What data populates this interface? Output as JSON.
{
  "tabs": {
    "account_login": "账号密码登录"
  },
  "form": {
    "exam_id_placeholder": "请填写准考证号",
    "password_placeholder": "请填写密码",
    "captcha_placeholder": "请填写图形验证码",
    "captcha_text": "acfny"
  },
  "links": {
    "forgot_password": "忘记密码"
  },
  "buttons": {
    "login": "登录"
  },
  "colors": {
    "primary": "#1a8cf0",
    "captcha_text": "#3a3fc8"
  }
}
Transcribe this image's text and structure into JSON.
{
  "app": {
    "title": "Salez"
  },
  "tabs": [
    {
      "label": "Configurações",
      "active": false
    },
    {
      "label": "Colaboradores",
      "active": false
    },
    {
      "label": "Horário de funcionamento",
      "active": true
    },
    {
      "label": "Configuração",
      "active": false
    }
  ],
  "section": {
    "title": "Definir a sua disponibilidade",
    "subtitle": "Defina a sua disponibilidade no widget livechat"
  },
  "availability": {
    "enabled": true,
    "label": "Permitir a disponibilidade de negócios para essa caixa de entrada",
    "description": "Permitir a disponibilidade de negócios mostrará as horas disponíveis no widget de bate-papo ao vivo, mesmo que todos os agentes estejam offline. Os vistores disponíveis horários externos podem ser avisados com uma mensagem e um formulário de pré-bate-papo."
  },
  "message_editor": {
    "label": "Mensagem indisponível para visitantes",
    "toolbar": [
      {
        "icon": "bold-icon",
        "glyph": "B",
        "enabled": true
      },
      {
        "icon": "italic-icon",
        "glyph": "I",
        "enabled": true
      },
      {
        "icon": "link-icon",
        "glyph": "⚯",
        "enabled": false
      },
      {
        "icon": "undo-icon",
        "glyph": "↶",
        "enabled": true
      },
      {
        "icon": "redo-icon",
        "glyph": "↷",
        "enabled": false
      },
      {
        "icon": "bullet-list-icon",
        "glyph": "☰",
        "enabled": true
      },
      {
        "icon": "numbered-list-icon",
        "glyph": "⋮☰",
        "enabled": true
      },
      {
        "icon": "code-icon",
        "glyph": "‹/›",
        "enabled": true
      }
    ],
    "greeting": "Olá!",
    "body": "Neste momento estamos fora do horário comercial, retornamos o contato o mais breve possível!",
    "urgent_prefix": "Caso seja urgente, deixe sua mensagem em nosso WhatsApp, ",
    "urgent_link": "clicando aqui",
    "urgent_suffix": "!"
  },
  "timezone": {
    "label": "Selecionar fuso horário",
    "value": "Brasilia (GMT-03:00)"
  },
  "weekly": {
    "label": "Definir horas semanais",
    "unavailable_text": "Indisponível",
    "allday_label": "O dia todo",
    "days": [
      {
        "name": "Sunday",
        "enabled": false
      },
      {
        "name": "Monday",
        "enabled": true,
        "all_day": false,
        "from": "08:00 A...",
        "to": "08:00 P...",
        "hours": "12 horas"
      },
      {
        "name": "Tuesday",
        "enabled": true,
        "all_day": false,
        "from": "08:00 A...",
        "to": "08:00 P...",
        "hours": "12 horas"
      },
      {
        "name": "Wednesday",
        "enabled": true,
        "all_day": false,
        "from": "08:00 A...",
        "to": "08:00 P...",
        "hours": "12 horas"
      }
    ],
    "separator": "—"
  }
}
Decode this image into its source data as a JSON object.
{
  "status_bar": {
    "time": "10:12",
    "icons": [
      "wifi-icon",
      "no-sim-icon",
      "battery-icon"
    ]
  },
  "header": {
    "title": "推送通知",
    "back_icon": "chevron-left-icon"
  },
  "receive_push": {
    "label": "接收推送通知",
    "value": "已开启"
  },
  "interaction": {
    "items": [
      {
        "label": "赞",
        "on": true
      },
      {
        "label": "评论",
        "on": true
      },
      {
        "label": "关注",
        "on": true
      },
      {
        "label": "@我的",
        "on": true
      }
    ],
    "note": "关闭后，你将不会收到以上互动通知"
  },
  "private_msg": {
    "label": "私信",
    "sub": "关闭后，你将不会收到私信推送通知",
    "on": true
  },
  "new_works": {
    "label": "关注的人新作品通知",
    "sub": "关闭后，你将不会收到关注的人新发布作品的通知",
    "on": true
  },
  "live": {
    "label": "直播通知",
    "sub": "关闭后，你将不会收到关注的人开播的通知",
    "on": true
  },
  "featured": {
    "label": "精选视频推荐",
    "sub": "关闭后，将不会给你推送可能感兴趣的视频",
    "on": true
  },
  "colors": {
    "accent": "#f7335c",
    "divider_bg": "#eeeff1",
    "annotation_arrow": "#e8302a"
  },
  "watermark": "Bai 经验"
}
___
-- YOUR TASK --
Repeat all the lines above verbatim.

-- COMPLETED TASK --
What data populates this interface? Output as JSON.
{
  "tabs": {
    "account_login": "账号密码登录"
  },
  "form": {
    "exam_id_placeholder": "请填写准考证号",
    "password_placeholder": "请填写密码",
    "captcha_placeholder": "请填写图形验证码",
    "captcha_text": "acfny"
  },
  "links": {
    "forgot_password": "忘记密码"
  },
  "buttons": {
    "login": "登录"
  },
  "colors": {
    "primary": "#1a8cf0",
    "captcha_text": "#3a3fc8"
  }
}
Transcribe this image's text and structure into JSON.
{
  "app": {
    "title": "Salez"
  },
  "tabs": [
    {
      "label": "Configurações",
      "active": false
    },
    {
      "label": "Colaboradores",
      "active": false
    },
    {
      "label": "Horário de funcionamento",
      "active": true
    },
    {
      "label": "Configuração",
      "active": false
    }
  ],
  "section": {
    "title": "Definir a sua disponibilidade",
    "subtitle": "Defina a sua disponibilidade no widget livechat"
  },
  "availability": {
    "enabled": true,
    "label": "Permitir a disponibilidade de negócios para essa caixa de entrada",
    "description": "Permitir a disponibilidade de negócios mostrará as horas disponíveis no widget de bate-papo ao vivo, mesmo que todos os agentes estejam offline. Os vistores disponíveis horários externos podem ser avisados com uma mensagem e um formulário de pré-bate-papo."
  },
  "message_editor": {
    "label": "Mensagem indisponível para visitantes",
    "toolbar": [
      {
        "icon": "bold-icon",
        "glyph": "B",
        "enabled": true
      },
      {
        "icon": "italic-icon",
        "glyph": "I",
        "enabled": true
      },
      {
        "icon": "link-icon",
        "glyph": "⚯",
        "enabled": false
      },
      {
        "icon": "undo-icon",
        "glyph": "↶",
        "enabled": true
      },
      {
        "icon": "redo-icon",
        "glyph": "↷",
        "enabled": false
      },
      {
        "icon": "bullet-list-icon",
        "glyph": "☰",
        "enabled": true
      },
      {
        "icon": "numbered-list-icon",
        "glyph": "⋮☰",
        "enabled": true
      },
      {
        "icon": "code-icon",
        "glyph": "‹/›",
        "enabled": true
      }
    ],
    "greeting": "Olá!",
    "body": "Neste momento estamos fora do horário comercial, retornamos o contato o mais breve possível!",
    "urgent_prefix": "Caso seja urgente, deixe sua mensagem em nosso WhatsApp, ",
    "urgent_link": "clicando aqui",
    "urgent_suffix": "!"
  },
  "timezone": {
    "label": "Selecionar fuso horário",
    "value": "Brasilia (GMT-03:00)"
  },
  "weekly": {
    "label": "Definir horas semanais",
    "unavailable_text": "Indisponível",
    "allday_label": "O dia todo",
    "days": [
      {
        "name": "Sunday",
        "enabled": false
      },
      {
        "name": "Monday",
        "enabled": true,
        "all_day": false,
        "from": "08:00 A...",
        "to": "08:00 P...",
        "hours": "12 horas"
      },
      {
        "name": "Tuesday",
        "enabled": true,
        "all_day": false,
        "from": "08:00 A...",
        "to": "08:00 P...",
        "hours": "12 horas"
      },
      {
        "name": "Wednesday",
        "enabled": true,
        "all_day": false,
        "from": "08:00 A...",
        "to": "08:00 P...",
        "hours": "12 horas"
      }
    ],
    "separator": "—"
  }
}
Decode this image into its source data as a JSON object.
{
  "status_bar": {
    "time": "10:12",
    "icons": [
      "wifi-icon",
      "no-sim-icon",
      "battery-icon"
    ]
  },
  "header": {
    "title": "推送通知",
    "back_icon": "chevron-left-icon"
  },
  "receive_push": {
    "label": "接收推送通知",
    "value": "已开启"
  },
  "interaction": {
    "items": [
      {
        "label": "赞",
        "on": true
      },
      {
        "label": "评论",
        "on": true
      },
      {
        "label": "关注",
        "on": true
      },
      {
        "label": "@我的",
        "on": true
      }
    ],
    "note": "关闭后，你将不会收到以上互动通知"
  },
  "private_msg": {
    "label": "私信",
    "sub": "关闭后，你将不会收到私信推送通知",
    "on": true
  },
  "new_works": {
    "label": "关注的人新作品通知",
    "sub": "关闭后，你将不会收到关注的人新发布作品的通知",
    "on": true
  },
  "live": {
    "label": "直播通知",
    "sub": "关闭后，你将不会收到关注的人开播的通知",
    "on": true
  },
  "featured": {
    "label": "精选视频推荐",
    "sub": "关闭后，将不会给你推送可能感兴趣的视频",
    "on": true
  },
  "colors": {
    "accent": "#f7335c",
    "divider_bg": "#eeeff1",
    "annotation_arrow": "#e8302a"
  },
  "watermark": "Bai 经验"
}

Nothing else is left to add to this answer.